Brief. Could you output all of the records below exactly as they appear?

┏━━

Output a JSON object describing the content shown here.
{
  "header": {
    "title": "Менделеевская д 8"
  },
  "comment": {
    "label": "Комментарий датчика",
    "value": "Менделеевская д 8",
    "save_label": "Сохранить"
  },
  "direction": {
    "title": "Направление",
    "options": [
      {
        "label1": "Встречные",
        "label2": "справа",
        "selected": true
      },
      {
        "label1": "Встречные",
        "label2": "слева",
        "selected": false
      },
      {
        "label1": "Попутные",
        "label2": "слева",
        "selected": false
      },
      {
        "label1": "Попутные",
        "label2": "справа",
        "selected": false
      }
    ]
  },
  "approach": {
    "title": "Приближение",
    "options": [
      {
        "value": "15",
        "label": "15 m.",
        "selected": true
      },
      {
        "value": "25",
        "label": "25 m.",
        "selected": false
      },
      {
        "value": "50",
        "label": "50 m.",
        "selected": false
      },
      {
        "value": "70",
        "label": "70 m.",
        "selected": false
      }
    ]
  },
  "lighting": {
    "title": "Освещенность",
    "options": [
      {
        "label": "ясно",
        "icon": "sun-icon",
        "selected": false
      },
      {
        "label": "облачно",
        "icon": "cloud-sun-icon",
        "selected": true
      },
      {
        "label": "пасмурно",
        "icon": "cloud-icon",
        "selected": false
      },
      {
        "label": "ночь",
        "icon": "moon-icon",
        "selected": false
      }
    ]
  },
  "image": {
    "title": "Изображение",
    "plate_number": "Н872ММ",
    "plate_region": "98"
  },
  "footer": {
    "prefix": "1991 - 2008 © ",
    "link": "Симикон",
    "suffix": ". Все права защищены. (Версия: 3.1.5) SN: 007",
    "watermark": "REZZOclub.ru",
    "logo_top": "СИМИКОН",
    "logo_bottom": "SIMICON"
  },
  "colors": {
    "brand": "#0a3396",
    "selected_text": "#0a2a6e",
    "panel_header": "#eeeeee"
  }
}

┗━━

Solution for this exercise.
Output a JSON object describing the content shown here.
{
  "header": {
    "title": "Менделеевская д 8"
  },
  "comment": {
    "label": "Комментарий датчика",
    "value": "Менделеевская д 8",
    "save_label": "Сохранить"
  },
  "direction": {
    "title": "Направление",
    "options": [
      {
        "label1": "Встречные",
        "label2": "справа",
        "selected": true
      },
      {
        "label1": "Встречные",
        "label2": "слева",
        "selected": false
      },
      {
        "label1": "Попутные",
        "label2": "слева",
        "selected": false
      },
      {
        "label1": "Попутные",
        "label2": "справа",
        "selected": false
      }
    ]
  },
  "approach": {
    "title": "Приближение",
    "options": [
      {
        "value": "15",
        "label": "15 m.",
        "selected": true
      },
      {
        "value": "25",
        "label": "25 m.",
        "selected": false
      },
      {
        "value": "50",
        "label": "50 m.",
        "selected": false
      },
      {
        "value": "70",
        "label": "70 m.",
        "selected": false
      }
    ]
  },
  "lighting": {
    "title": "Освещенность",
    "options": [
      {
        "label": "ясно",
        "icon": "sun-icon",
        "selected": false
      },
      {
        "label": "облачно",
        "icon": "cloud-sun-icon",
        "selected": true
      },
      {
        "label": "пасмурно",
        "icon": "cloud-icon",
        "selected": false
      },
      {
        "label": "ночь",
        "icon": "moon-icon",
        "selected": false
      }
    ]
  },
  "image": {
    "title": "Изображение",
    "plate_number": "Н872ММ",
    "plate_region": "98"
  },
  "footer": {
    "prefix": "1991 - 2008 © ",
    "link": "Симикон",
    "suffix": ". Все права защищены. (Версия: 3.1.5) SN: 007",
    "watermark": "REZZOclub.ru",
    "logo_top": "СИМИКОН",
    "logo_bottom": "SIMICON"
  },
  "colors": {
    "brand": "#0a3396",
    "selected_text": "#0a2a6e",
    "panel_header": "#eeeeee"
  }
}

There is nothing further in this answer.